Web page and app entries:
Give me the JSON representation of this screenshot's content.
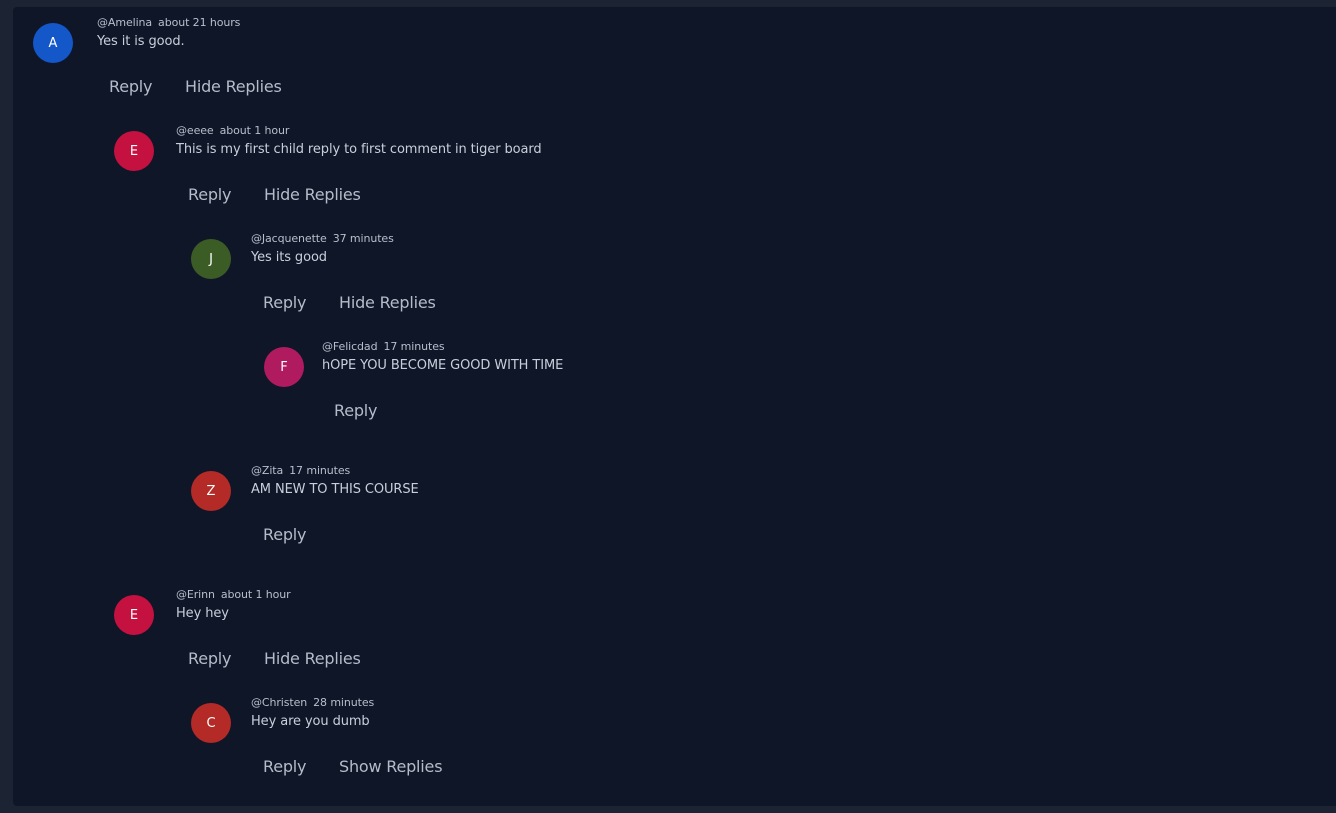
{
  "labels": {
    "reply": "Reply",
    "hide_replies": "Hide Replies",
    "show_replies": "Show Replies"
  },
  "comments": [
    {
      "username": "@Amelina",
      "time": "about 21 hours",
      "text": "Yes it is good.",
      "avatar_letter": "A",
      "avatar_color": "#1457c9"
    },
    {
      "username": "@eeee",
      "time": "about 1 hour",
      "text": "This is my first child reply to first comment in tiger board",
      "avatar_letter": "E",
      "avatar_color": "#c4113f"
    },
    {
      "username": "@Jacquenette",
      "time": "37 minutes",
      "text": "Yes its good",
      "avatar_letter": "J",
      "avatar_color": "#3c5c26"
    },
    {
      "username": "@Felicdad",
      "time": "17 minutes",
      "text": "hOPE YOU BECOME GOOD WITH TIME",
      "avatar_letter": "F",
      "avatar_color": "#b01a5f"
    },
    {
      "username": "@Zita",
      "time": "17 minutes",
      "text": "AM NEW TO THIS COURSE",
      "avatar_letter": "Z",
      "avatar_color": "#b32a26"
    },
    {
      "username": "@Erinn",
      "time": "about 1 hour",
      "text": "Hey hey",
      "avatar_letter": "E",
      "avatar_color": "#c4113f"
    },
    {
      "username": "@Christen",
      "time": "28 minutes",
      "text": "Hey are you dumb",
      "avatar_letter": "C",
      "avatar_color": "#b32a26"
    }
  ]
}
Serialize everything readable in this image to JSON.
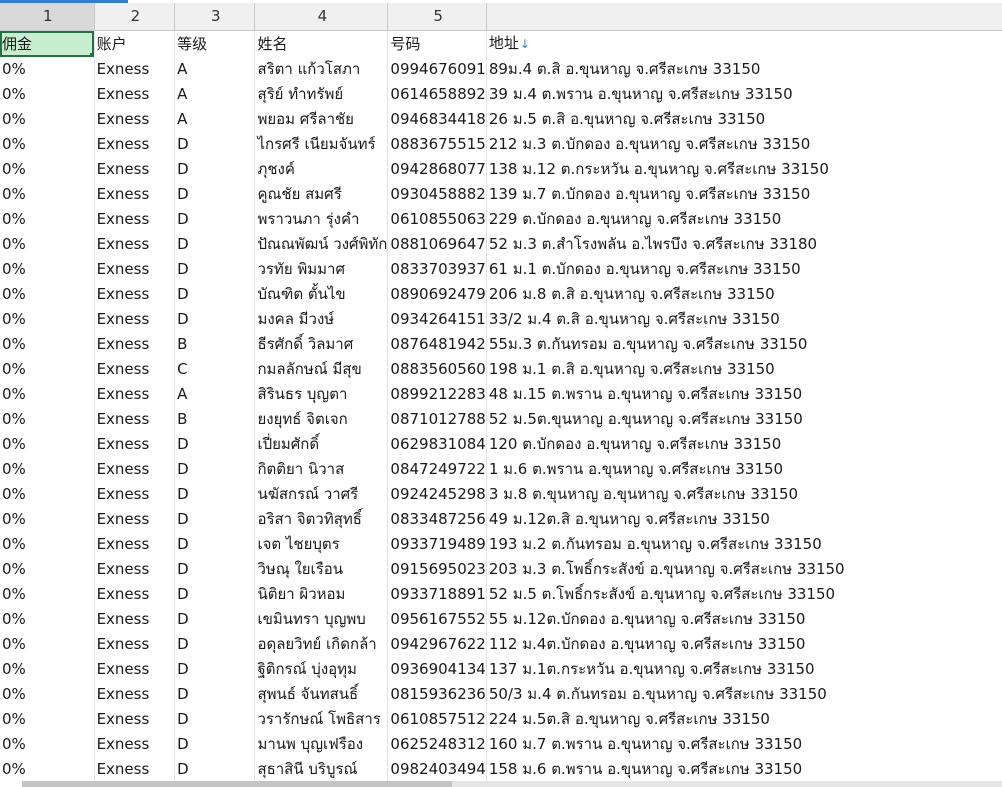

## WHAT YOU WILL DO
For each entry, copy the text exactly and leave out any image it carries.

## SOLUTION
Give me the JSON representation of this screenshot's content.
{
  "labels": {
    "reply": "Reply",
    "hide_replies": "Hide Replies",
    "show_replies": "Show Replies"
  },
  "comments": [
    {
      "username": "@Amelina",
      "time": "about 21 hours",
      "text": "Yes it is good.",
      "avatar_letter": "A",
      "avatar_color": "#1457c9"
    },
    {
      "username": "@eeee",
      "time": "about 1 hour",
      "text": "This is my first child reply to first comment in tiger board",
      "avatar_letter": "E",
      "avatar_color": "#c4113f"
    },
    {
      "username": "@Jacquenette",
      "time": "37 minutes",
      "text": "Yes its good",
      "avatar_letter": "J",
      "avatar_color": "#3c5c26"
    },
    {
      "username": "@Felicdad",
      "time": "17 minutes",
      "text": "hOPE YOU BECOME GOOD WITH TIME",
      "avatar_letter": "F",
      "avatar_color": "#b01a5f"
    },
    {
      "username": "@Zita",
      "time": "17 minutes",
      "text": "AM NEW TO THIS COURSE",
      "avatar_letter": "Z",
      "avatar_color": "#b32a26"
    },
    {
      "username": "@Erinn",
      "time": "about 1 hour",
      "text": "Hey hey",
      "avatar_letter": "E",
      "avatar_color": "#c4113f"
    },
    {
      "username": "@Christen",
      "time": "28 minutes",
      "text": "Hey are you dumb",
      "avatar_letter": "C",
      "avatar_color": "#b32a26"
    }
  ]
}
Serialize everything readable in this image to JSON.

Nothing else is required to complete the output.